Brandenburg Gate Completed
The Brandenburg Gate (German: Brandenburger Tor) is a former city gate and one of the main symbols of Berlin and Germany.
It is located west of the city center at the junction of Unter den Linden and Ebertstraße, immediately west of the Pariser Platz. It is the only remaining gate of a series through which one formerly entered Berlin. One block to the north stands the Reichstag building. The gate is the monumental entry to Unter den Linden, the renowned boulevard of linden trees which formerly led directly to the city palace of the Prussian monarchs. It was commissioned by King Frederick William II of Prussia as a sign of peace and built by Carl Gotthard Langhans from 1788 to 1791. The Brandenburg Gate was restored from 2000 to 2002 by the Stiftung Denkmalschutz Berlin (Berlin Monument Conservation Foundation). Today, it is considered one of Europe's most famous landmarks.

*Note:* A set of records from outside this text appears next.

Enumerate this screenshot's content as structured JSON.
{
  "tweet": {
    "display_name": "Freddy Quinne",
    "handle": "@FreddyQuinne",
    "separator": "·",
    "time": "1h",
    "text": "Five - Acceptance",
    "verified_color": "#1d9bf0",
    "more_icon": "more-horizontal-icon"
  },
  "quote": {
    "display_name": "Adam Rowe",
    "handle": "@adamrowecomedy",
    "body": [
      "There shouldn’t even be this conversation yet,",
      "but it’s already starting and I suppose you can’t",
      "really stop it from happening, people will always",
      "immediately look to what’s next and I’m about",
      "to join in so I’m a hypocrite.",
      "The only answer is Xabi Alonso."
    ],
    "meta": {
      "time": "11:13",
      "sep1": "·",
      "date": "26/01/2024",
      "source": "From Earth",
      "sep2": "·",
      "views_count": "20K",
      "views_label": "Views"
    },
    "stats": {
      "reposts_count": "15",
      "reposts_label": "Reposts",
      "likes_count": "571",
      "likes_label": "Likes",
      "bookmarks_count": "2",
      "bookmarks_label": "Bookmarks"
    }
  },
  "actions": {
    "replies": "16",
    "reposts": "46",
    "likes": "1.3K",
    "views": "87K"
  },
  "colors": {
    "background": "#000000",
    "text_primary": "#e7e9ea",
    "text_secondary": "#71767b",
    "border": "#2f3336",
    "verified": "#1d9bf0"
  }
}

The Brandenburger gate, landmark of Berlin and symbol of the German unit, was built from 1789 to 1791 by Carl Gotthard Langhans. Ten years after the 30 year war, in 1658 were begun to extend Berlin into a fortress. In the place of the today's Brandenburg Gate, a town-gate was established.